NICU Retinal Scans Now an Option at St. Bernards
Arkansas e-Link has provided new equipment to St. Bernards Medical Center in Jonesboro that will allow physicians to conduct exams on infants that previously had to be done outside of the region.
The device, A RetCam Shuttle, was purchased under the Broadband Technology Opportunities Program grant that was awarded to the state in 2010. The device allows physicians to conduct retinal scans on infants to ensure that Retinopathy of prematurity (ROP) doesn’t develop. Previously infants born in Northeast Arkansas at 32 weeks of gestation or less were transported to facilities outside of the region.
“I can see us using the equipment 4-8 times each month,” said Dr. Douglas Seglem, Neonatal Intensive Care Unit (NICU) medical director at St. Bernards.
In the past, routine use of excess oxygen to treat premature babies stimulated abnormal vessel growth. Currently, oxygen can be easily and accurately monitored so this problem is rare. Today the risk of developing ROP depends on the degree of prematurity. Generally, the smallest and sickest premature babies have the highest risk.
There are five stages of ROP ranging from mildly abnormal blood vessel growth to total retinal detachment. “Frequency of exams for infants suffering from ROP depends on what stage they are in. Typically an infant at 30 weeks or younger will get an exam every three weeks. If we detect a problem, then the exams will occur more frequently,” said Seglem.
Early treatment of ROP has been shown to improve a baby’s chances for normal vision. If a problem is found, treatment should start within 72 hours of the exam. Treatment may include cryotherapy or laser therapy. Infants born at 30 weeks of gestation or born weighing fewer than three pounds should have retinal exams at four to nine weeks of age. Babies born at 27 weeks or later usually have their exam at four weeks of age. “This equipment will allow St. Bernards to serve the community better, by being able to do ROP screenings in the NICU,” said Dr. Whit Hall, professor of neonatology at UAMS.
The RetCam Shuttle is a portable device that takes images of the retina which can be uploaded to an Ophthalmologist or be shared in real time. The device is made up of propriety software with a 3-chip CCD camera and has multiple lenses that can be used to obtain different views of the infant’s eyes.

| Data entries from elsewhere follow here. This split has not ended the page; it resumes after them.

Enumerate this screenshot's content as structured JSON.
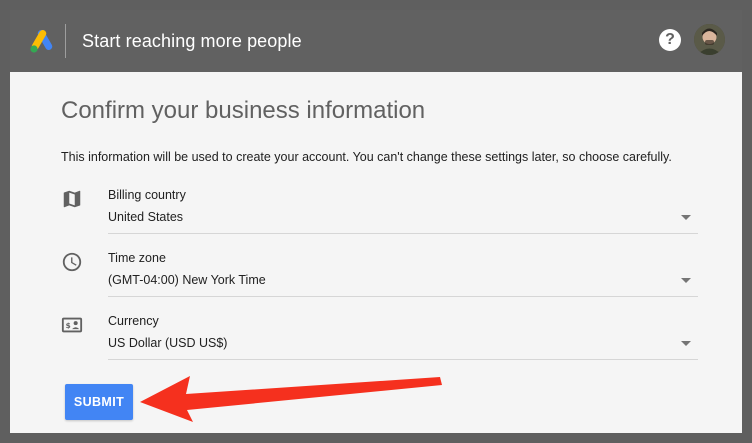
{
  "header": {
    "title": "Start reaching more people",
    "logo_icon": "google-ads-logo",
    "help_icon": "help-icon",
    "help_glyph": "?",
    "avatar_icon": "user-avatar"
  },
  "form": {
    "heading": "Confirm your business information",
    "description": "This information will be used to create your account. You can't change these settings later, so choose carefully.",
    "fields": [
      {
        "icon": "map-icon",
        "label": "Billing country",
        "value": "United States"
      },
      {
        "icon": "clock-icon",
        "label": "Time zone",
        "value": "(GMT-04:00) New York Time"
      },
      {
        "icon": "currency-icon",
        "label": "Currency",
        "value": "US Dollar (USD US$)"
      }
    ],
    "submit_label": "SUBMIT"
  },
  "colors": {
    "accent": "#4285f4",
    "annotation_arrow": "#f5301e",
    "header_bg": "#616161",
    "panel_bg": "#f5f5f5"
  }
}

The exam is performed by placing a speculum in the infant’s eye to hold the eyelid open. A small amount of gel is placed in the eye after dilating and numbing drops are administered. The lens of the camera is then placed in the contact gel. The camera’s focus, zoom and light intensity are controlled with foot pedals and the images are recorded and stored on a laptop during the exam.
Jimmie Birdsong, RN and research associate at UAMS in the Department of Neonatology, says this equipment will help allow parents to stay closer to their home. “ With this equipment located in Northeast Arkansas families will be able to benefit from having decreased stress, they will not have to travel, stay overnight or miss work, plus they will be closer to the support of their extended families.”

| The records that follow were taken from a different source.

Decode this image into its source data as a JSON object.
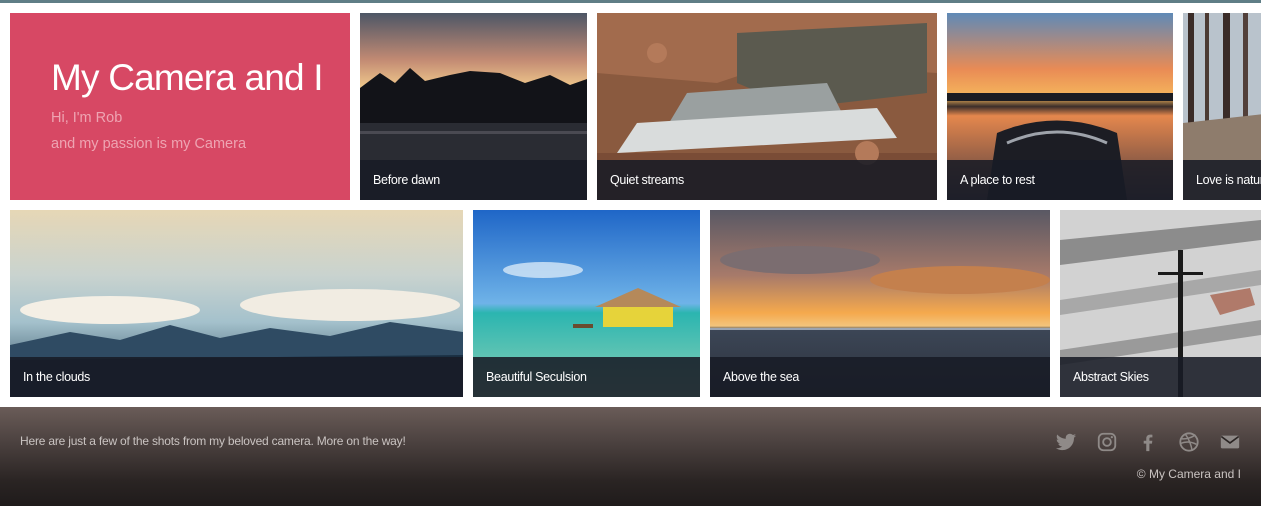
{
  "intro": {
    "title": "My Camera and I",
    "line1": "Hi, I'm Rob",
    "line2": "and my passion is my Camera"
  },
  "gallery": [
    {
      "caption": "Before dawn"
    },
    {
      "caption": "Quiet streams"
    },
    {
      "caption": "A place to rest"
    },
    {
      "caption": "Love is nature"
    },
    {
      "caption": "In the clouds"
    },
    {
      "caption": "Beautiful Seculsion"
    },
    {
      "caption": "Above the sea"
    },
    {
      "caption": "Abstract Skies"
    }
  ],
  "footer": {
    "text": "Here are just a few of the shots from my beloved camera. More on the way!",
    "copyright": "© My Camera and I",
    "social": [
      "twitter-icon",
      "instagram-icon",
      "facebook-icon",
      "dribbble-icon",
      "email-icon"
    ]
  },
  "colors": {
    "intro_bg": "#d74864",
    "caption_bg": "#181b25",
    "footer_bg": "#2a2423",
    "topbar": "#5f7e86"
  }
}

Currently over 60-percent of the state’s very low birth weight babies (less than 1500 grams) are admitted to either the NICU at Arkansas Children’s Hospital or the Special Care, Intensive Care or Critical Care Nursery at UAMS. The daily census of these two facilities exceeds 100 patients.
For more information on St. Bernards Neonatal Intensive Care Unit visit: http://www.sbrmc.com/centers-of-excellence/womens-and-childrens-services/birthcare-center/neonatal